The mass of CCTV evidence presented the prosecution with a challenge. It needed to find a way of presenting it to the jurors coherently and without overwhelming them.
It was decided to present the footage chronologically, and Grehan and Garda Seamus Timmins provided commentary as it played on the courtroom’s large flat-screen televisions. They also used a digital map to show where each piece of CCTV footage came from. It was an innovative method of showing the jurors the exact route each person had taken without having to bring them to the park.
5. The Kriégels’ testimony
Some of the first evidence the jury heard was from Ana’s parents, Geraldine and Patric Kriégel, who were calm and composed and never showed any anger – although Geraldine appeared frustrated when Gageby suggested Ana might have had trouble controlling her impulses.
She responded that Ana “wouldn’t hurt a fly” but might sometimes throw pillows around the room in frustration. “I wasn’t hugely concerned about that,” she said.

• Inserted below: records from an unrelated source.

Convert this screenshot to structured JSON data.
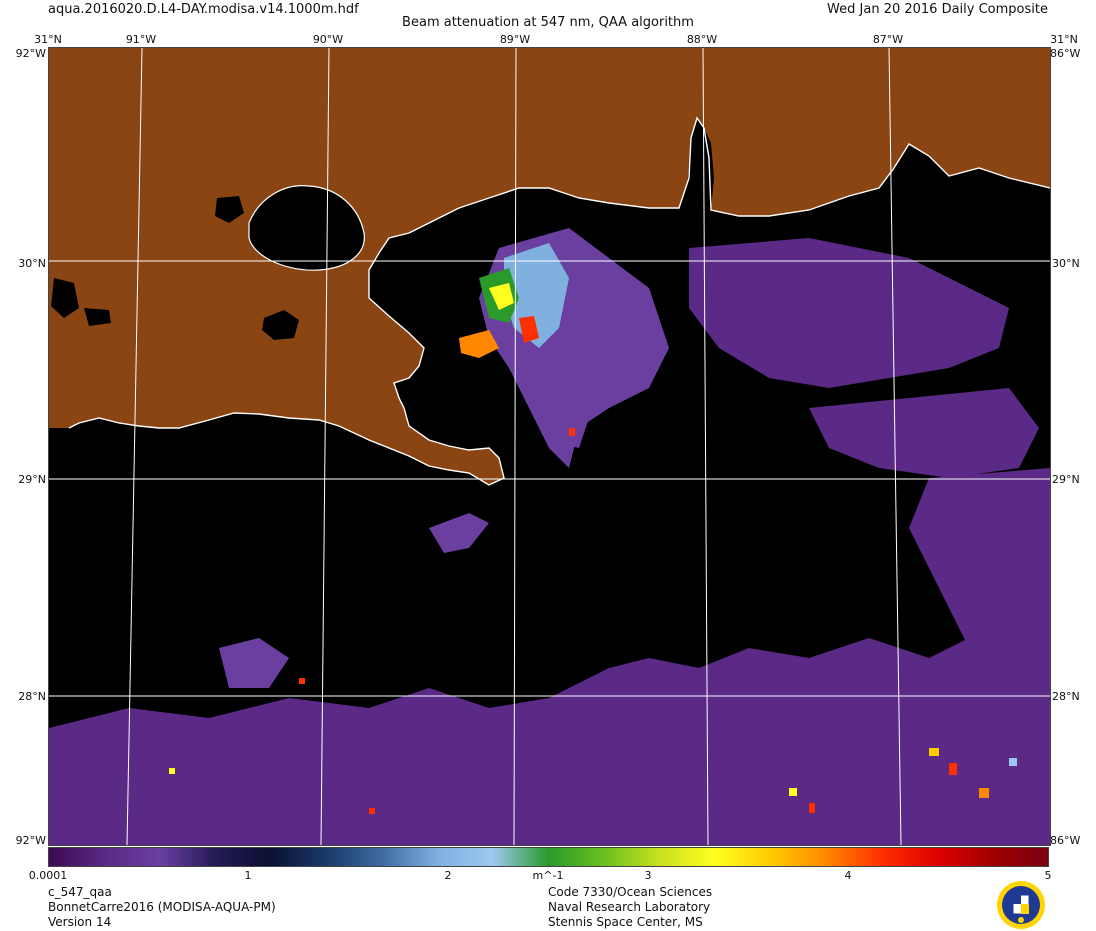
{
  "header": {
    "filename": "aqua.2016020.D.L4-DAY.modisa.v14.1000m.hdf",
    "title": "Beam attenuation at 547 nm, QAA algorithm",
    "date_label": "Wed Jan 20 2016 Daily Composite"
  },
  "map": {
    "top_longitude_labels": [
      "91°W",
      "90°W",
      "89°W",
      "88°W",
      "87°W"
    ],
    "latitude_labels": [
      "30°N",
      "29°N",
      "28°N"
    ],
    "corner_top_left": "31°N",
    "corner_top_right": "31°N",
    "corner_side_left_top": "92°W",
    "corner_side_right_top": "86°W",
    "corner_side_left_bottom": "92°W",
    "corner_side_right_bottom": "86°W",
    "land_color": "#8B4513",
    "water_nodata_color": "#000000",
    "coastline_color": "#ffffff",
    "graticule_color": "#ffffff"
  },
  "colorbar": {
    "min_label": "0.0001",
    "tick_labels": [
      "1",
      "2",
      "m^-1",
      "3",
      "4",
      "5"
    ],
    "unit": "m^-1",
    "colors": [
      "#3b0a52",
      "#5a2a86",
      "#6a3fa0",
      "#241a55",
      "#0a1030",
      "#1a3a6a",
      "#3f6aa0",
      "#7fb0e0",
      "#9cc8f0",
      "#2a9a2a",
      "#6ac020",
      "#c8e020",
      "#ffff20",
      "#ffcc00",
      "#ff8800",
      "#ff3000",
      "#e00000",
      "#a00000",
      "#7a0010"
    ]
  },
  "footer": {
    "left": [
      "c_547_qaa",
      "BonnetCarre2016 (MODISA-AQUA-PM)",
      "Version 14"
    ],
    "right": [
      "Code 7330/Ocean Sciences",
      "Naval Research Laboratory",
      "Stennis Space Center, MS"
    ]
  }
}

The parents’ evidence served several important purposes. First, and most obviously, it laid out to the jury the timeline of Ana leaving the house that day and their efforts to find her.
Much of her parents' evidence dealt with the difficulties Ana faced in the final months of her life: her loneliness, her need for friendship and the relentless bullying she endured
Ana left home at about 5pm with Boy B, Patric said. She was smiling, and he believed her when she said she wouldn’t be long.
Geraldine described becoming “immediately concerned” when she got home, 20 minutes later, and found out Ana had left with Boy B. For the next four hours they searched for Ana and tried to find out where Boy B lived. At 9pm they went to Leixlip Garda station, which was able to locate his address.
Much of their evidence dealt with the difficulties Ana faced in the final months of her life: her loneliness, her need for friendship and the relentless bullying she endured.
Much of the bullying was about her height, her mother said. Ana was strong and tall, “a typical Siberian”, Geraldine said. She was also bullied about being adopted: other children told her she had “fake parents”.
There was palpable public anger outside the courtroom that this sensitive evidence was being elicited. Why did Boy A and Boy B enjoy anonymity while Ana’s most personal matters were aired in court?
But there was a good reason, the prosecution said. They needed to convey Ana’s vulnerability and need for friendship, because this is what her killers exploited to lure her to Glenwood House. Ana’s face lit up when Boy B called to the door to tell her his friend wanted to see her. She “bounded” out of the house, the prosecution said.
The final reason Geraldine and Patric Kriégel’s evidence was important was that it humanised Ana. All too often in murder trials the victims become an abstract piece of evidence.
Ana’s parents’ description of her personality, hobbies and interests made her a real presence for the jurors, and perhaps allowed them an insight into the thoughts going through her head on her last day alive.